(Entries from a dataset of interfaces)
►

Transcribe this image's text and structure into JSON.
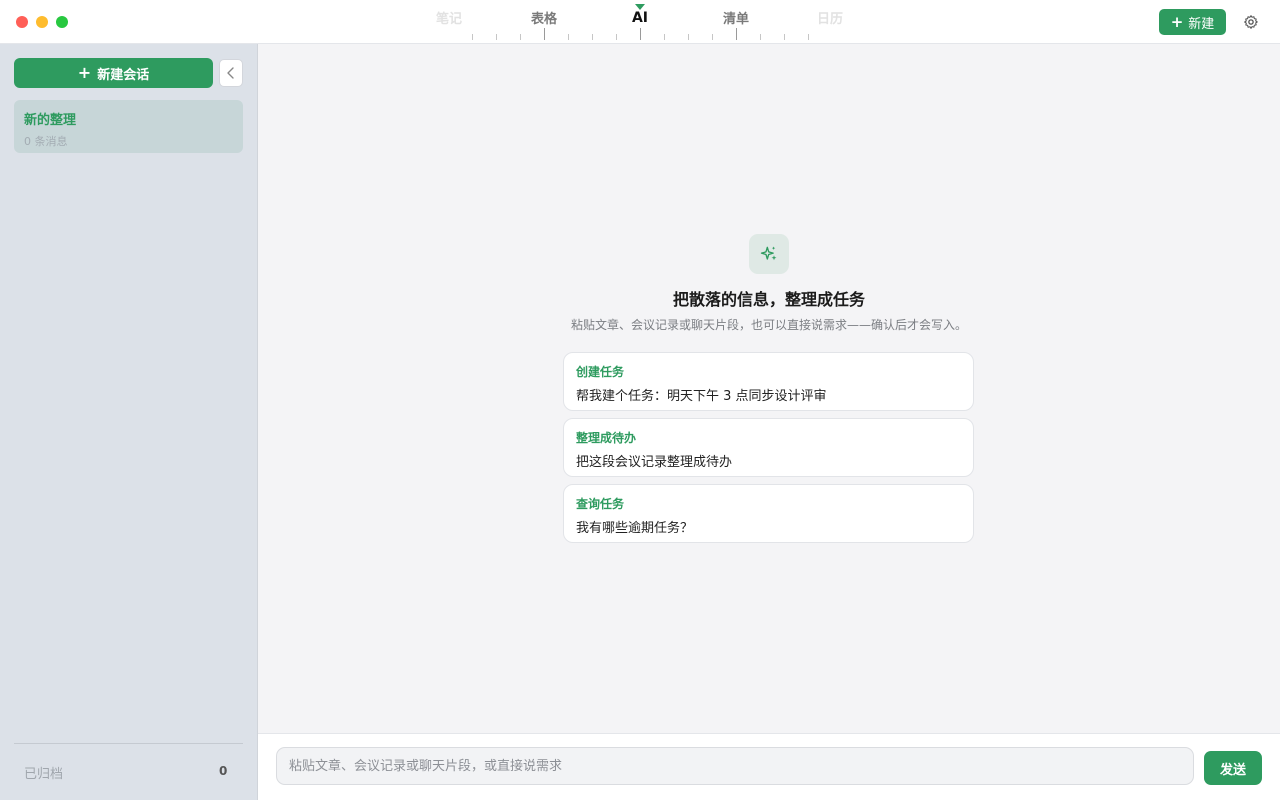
{
  "window": {
    "view_tabs": [
      {
        "label": "笔记",
        "state": "faded"
      },
      {
        "label": "表格",
        "state": "normal"
      },
      {
        "label": "AI",
        "state": "active"
      },
      {
        "label": "清单",
        "state": "normal"
      },
      {
        "label": "日历",
        "state": "faded"
      }
    ],
    "new_label": "新建",
    "settings_icon": "gear-icon"
  },
  "sidebar": {
    "new_chat_label": "新建会话",
    "sessions": [
      {
        "title": "新的整理",
        "meta": "0 条消息"
      }
    ],
    "archived_label": "已归档",
    "archived_count": "0"
  },
  "empty_state": {
    "icon": "sparkles-icon",
    "title": "把散落的信息，整理成任务",
    "subtitle": "粘贴文章、会议记录或聊天片段，也可以直接说需求——确认后才会写入。",
    "suggestions": [
      {
        "title": "创建任务",
        "text": "帮我建个任务：明天下午 3 点同步设计评审"
      },
      {
        "title": "整理成待办",
        "text": "把这段会议记录整理成待办"
      },
      {
        "title": "查询任务",
        "text": "我有哪些逾期任务？"
      }
    ]
  },
  "composer": {
    "placeholder": "粘贴文章、会议记录或聊天片段，或直接说需求",
    "value": "",
    "send_label": "发送"
  },
  "colors": {
    "accent": "#2e9b5f",
    "sidebar_bg": "#dce1e8",
    "selected_session_bg": "#c7d6d8",
    "close": "#ff5f57",
    "minimize": "#febc2e",
    "maximize": "#28c840"
  }
}
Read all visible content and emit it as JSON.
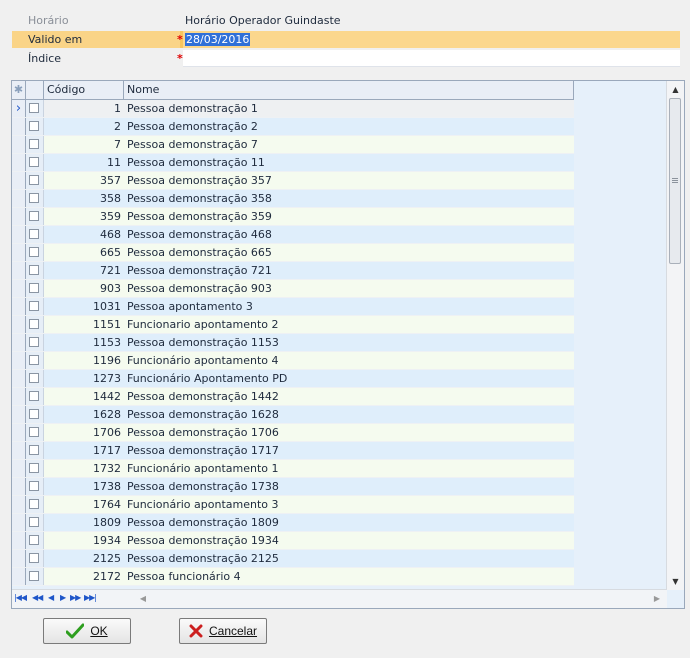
{
  "form": {
    "horario": {
      "label": "Horário",
      "value": "Horário Operador Guindaste"
    },
    "valido_em": {
      "label": "Valido em",
      "value": "28/03/2016",
      "required_mark": "*"
    },
    "indice": {
      "label": "Índice",
      "value": "",
      "required_mark": "*"
    }
  },
  "grid": {
    "columns": {
      "selector_icon": "asterisk-icon",
      "code": "Código",
      "name": "Nome"
    },
    "rows": [
      {
        "code": "1",
        "name": "Pessoa demonstração 1"
      },
      {
        "code": "2",
        "name": "Pessoa demonstração 2"
      },
      {
        "code": "7",
        "name": "Pessoa demonstração 7"
      },
      {
        "code": "11",
        "name": "Pessoa demonstração 11"
      },
      {
        "code": "357",
        "name": "Pessoa demonstração 357"
      },
      {
        "code": "358",
        "name": "Pessoa demonstração 358"
      },
      {
        "code": "359",
        "name": "Pessoa demonstração 359"
      },
      {
        "code": "468",
        "name": "Pessoa demonstração 468"
      },
      {
        "code": "665",
        "name": "Pessoa demonstração 665"
      },
      {
        "code": "721",
        "name": "Pessoa demonstração 721"
      },
      {
        "code": "903",
        "name": "Pessoa demonstração 903"
      },
      {
        "code": "1031",
        "name": "Pessoa apontamento 3"
      },
      {
        "code": "1151",
        "name": "Funcionario apontamento 2"
      },
      {
        "code": "1153",
        "name": "Pessoa demonstração 1153"
      },
      {
        "code": "1196",
        "name": "Funcionário apontamento 4"
      },
      {
        "code": "1273",
        "name": "Funcionário Apontamento PD"
      },
      {
        "code": "1442",
        "name": "Pessoa demonstração 1442"
      },
      {
        "code": "1628",
        "name": "Pessoa demonstração 1628"
      },
      {
        "code": "1706",
        "name": "Pessoa demonstração 1706"
      },
      {
        "code": "1717",
        "name": "Pessoa demonstração 1717"
      },
      {
        "code": "1732",
        "name": "Funcionário apontamento 1"
      },
      {
        "code": "1738",
        "name": "Pessoa demonstração 1738"
      },
      {
        "code": "1764",
        "name": "Funcionário apontamento 3"
      },
      {
        "code": "1809",
        "name": "Pessoa demonstração 1809"
      },
      {
        "code": "1934",
        "name": "Pessoa demonstração 1934"
      },
      {
        "code": "2125",
        "name": "Pessoa demonstração 2125"
      },
      {
        "code": "2172",
        "name": "Pessoa funcionário 4"
      }
    ],
    "navigator_icons": [
      "first-page-icon",
      "prev-page-icon",
      "prev-row-icon",
      "next-row-icon",
      "next-page-icon",
      "last-page-icon"
    ]
  },
  "buttons": {
    "ok": {
      "label": "OK",
      "icon": "checkmark-icon",
      "color": "#2e9e1f"
    },
    "cancel": {
      "label": "Cancelar",
      "icon": "x-icon",
      "color": "#cc1f1f"
    }
  },
  "colors": {
    "highlight_row": "#f7c55e",
    "selection": "#3070d8",
    "grid_link_text": "#1f56c9"
  }
}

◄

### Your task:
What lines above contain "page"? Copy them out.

### Task solution:
      "first-page-icon",
      "prev-page-icon",
      "next-page-icon",
      "last-page-icon"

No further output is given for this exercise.